Take campaign finance. In McConnell v. Federal Election Commission (2003), Thomas wrote alone to fault his colleagues in the majority for largely approving the Bipartisan Campaign Reform Act of 2002, which, among other things, banned corporate- and union-funded "electioneering communications" that mentioned a candidate by the name in the run-up to an election. Seven years later, in Citizens United v. Federal Election Commission (2010), the Court cited Thomas' McConnell opinion while striking down the same "electioneering communications" ban. He knows a thing or two about playing the legal long game.
Thomas also wields considerable influence in the broader conservative world, where interested parties are no doubt paying close attention to the present case. In other words, get ready for a host of new laws and lawsuits that cite Thomas' words in support of greater regulatory crackdowns on tech companies.
And do not be surprised when federal judges start citing him too. As Jeff Kosseff, author of The Twenty-Six Words That Created the Internet (Cornell University Press), remarked on Twitter, "I do think that Thomas's statement increases the chances that at least two judges on a randomly chosen circuit court panel will rule in favor of must-carry rules for social media platforms." The legal conflict over government control of social media is just starting to heat up.

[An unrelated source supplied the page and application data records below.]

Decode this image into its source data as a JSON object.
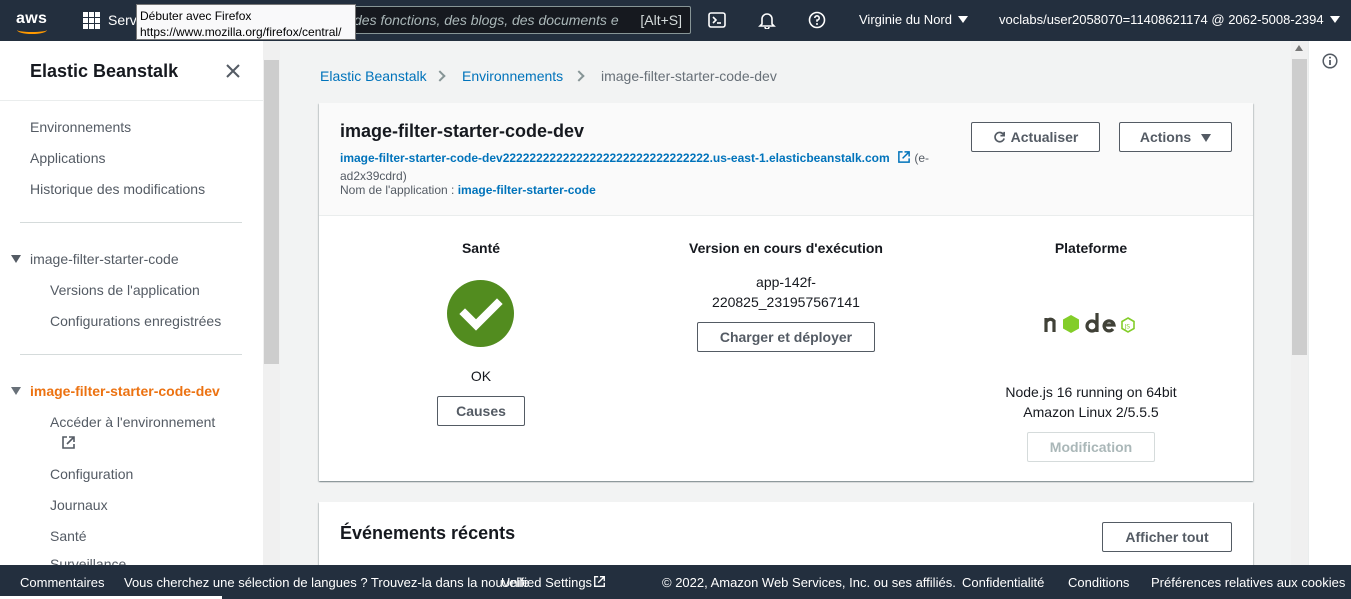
{
  "topnav": {
    "services_label": "Servi",
    "search_placeholder": "des fonctions, des blogs, des documents et p",
    "search_shortcut": "[Alt+S]",
    "region": "Virginie du Nord",
    "account": "voclabs/user2058070=11408621174 @ 2062-5008-2394"
  },
  "tooltip": {
    "line1": "Débuter avec Firefox",
    "line2": "https://www.mozilla.org/firefox/central/"
  },
  "sidebar": {
    "title": "Elastic Beanstalk",
    "items": [
      "Environnements",
      "Applications",
      "Historique des modifications"
    ],
    "app_section": "image-filter-starter-code",
    "app_items": [
      "Versions de l'application",
      "Configurations enregistrées"
    ],
    "env_section": "image-filter-starter-code-dev",
    "env_items": [
      "Accéder à l'environnement",
      "Configuration",
      "Journaux",
      "Santé",
      "Surveillance"
    ]
  },
  "breadcrumb": {
    "items": [
      "Elastic Beanstalk",
      "Environnements"
    ],
    "current": "image-filter-starter-code-dev"
  },
  "environment": {
    "title": "image-filter-starter-code-dev",
    "url": "image-filter-starter-code-dev2222222222222222222222222222222.us-east-1.elasticbeanstalk.com",
    "env_id": "(e-ad2x39cdrd)",
    "app_label": "Nom de l'application :",
    "app_name": "image-filter-starter-code",
    "refresh_label": "Actualiser",
    "actions_label": "Actions"
  },
  "health": {
    "title": "Santé",
    "status": "OK",
    "causes_label": "Causes",
    "color": "#528c1f"
  },
  "version": {
    "title": "Version en cours d'exécution",
    "line1": "app-142f-",
    "line2": "220825_231957567141",
    "deploy_label": "Charger et déployer"
  },
  "platform": {
    "title": "Plateforme",
    "line1": "Node.js 16 running on 64bit",
    "line2": "Amazon Linux 2/5.5.5",
    "modify_label": "Modification"
  },
  "events": {
    "title": "Événements récents",
    "show_all_label": "Afficher tout"
  },
  "footer": {
    "feedback": "Commentaires",
    "language_text": "Vous cherchez une sélection de langues ? Trouvez-la dans la nouvelle",
    "unified_settings": "Unified Settings",
    "copyright": "© 2022, Amazon Web Services, Inc. ou ses affiliés.",
    "privacy": "Confidentialité",
    "terms": "Conditions",
    "cookies": "Préférences relatives aux cookies"
  },
  "colors": {
    "nav_bg": "#232f3e",
    "link": "#0073bb",
    "active": "#ec7211"
  }
}
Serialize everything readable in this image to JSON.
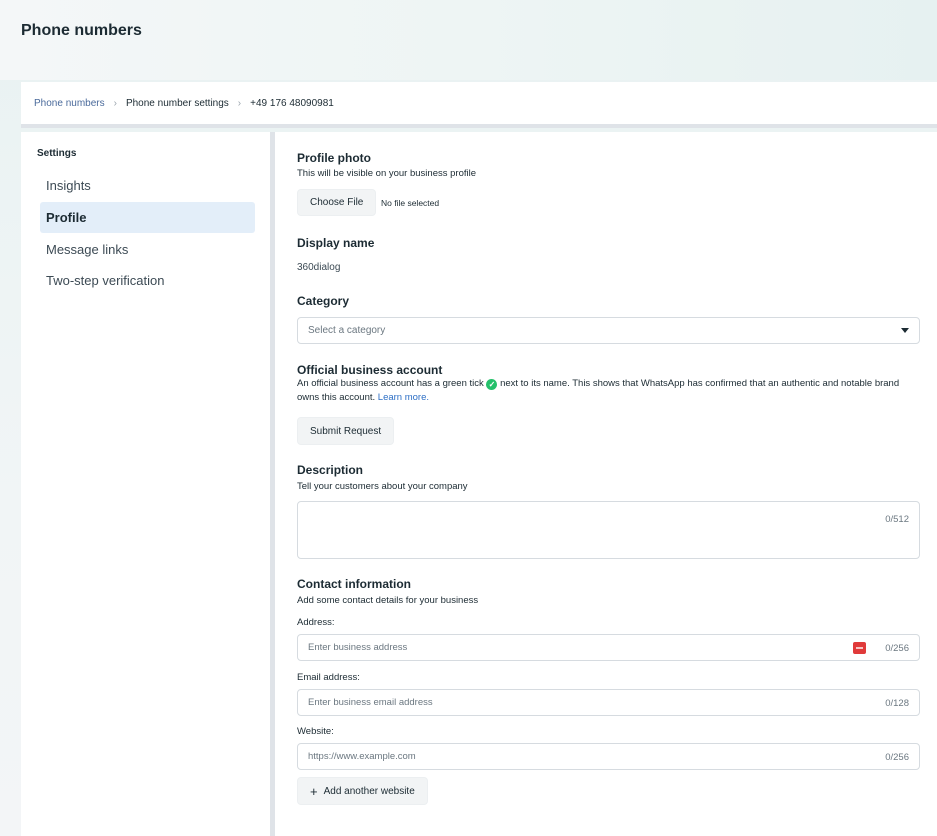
{
  "page": {
    "title": "Phone numbers"
  },
  "breadcrumb": {
    "items": [
      "Phone numbers",
      "Phone number settings",
      "+49 176 48090981"
    ],
    "separator": "›"
  },
  "sidebar": {
    "title": "Settings",
    "items": [
      {
        "label": "Insights",
        "active": false
      },
      {
        "label": "Profile",
        "active": true
      },
      {
        "label": "Message links",
        "active": false
      },
      {
        "label": "Two-step verification",
        "active": false
      }
    ]
  },
  "profile_photo": {
    "title": "Profile photo",
    "subtitle": "This will be visible on your business profile",
    "button_label": "Choose File",
    "file_status": "No file selected"
  },
  "display_name": {
    "title": "Display name",
    "value": "360dialog"
  },
  "category": {
    "title": "Category",
    "placeholder": "Select a category"
  },
  "official_account": {
    "title": "Official business account",
    "text_before": "An official business account has a green tick",
    "tick_icon": "✓",
    "text_after": "next to its name. This shows that WhatsApp has confirmed that an authentic and notable brand owns this account.",
    "link_label": "Learn more.",
    "button_label": "Submit Request"
  },
  "description": {
    "title": "Description",
    "subtitle": "Tell your customers about your company",
    "counter": "0/512"
  },
  "contact": {
    "title": "Contact information",
    "subtitle": "Add some contact details for your business",
    "address": {
      "label": "Address:",
      "placeholder": "Enter business address",
      "counter": "0/256"
    },
    "email": {
      "label": "Email address:",
      "placeholder": "Enter business email address",
      "counter": "0/128"
    },
    "website": {
      "label": "Website:",
      "placeholder": "https://www.example.com",
      "counter": "0/256"
    },
    "add_website_icon": "+",
    "add_website_label": "Add another website"
  },
  "colors": {
    "accent_active": "#e3eef9",
    "link": "#2d6fc5",
    "tick": "#25c06b"
  }
}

Thomas is surely correct about one thing. "We will soon have no choice," he wrote, "but to address how our legal doctrines apply to highly concentrated, privately owned information infrastructure such as digital platforms." One way or another, Big Tech will eventually collide with government regulators at the Supreme Court.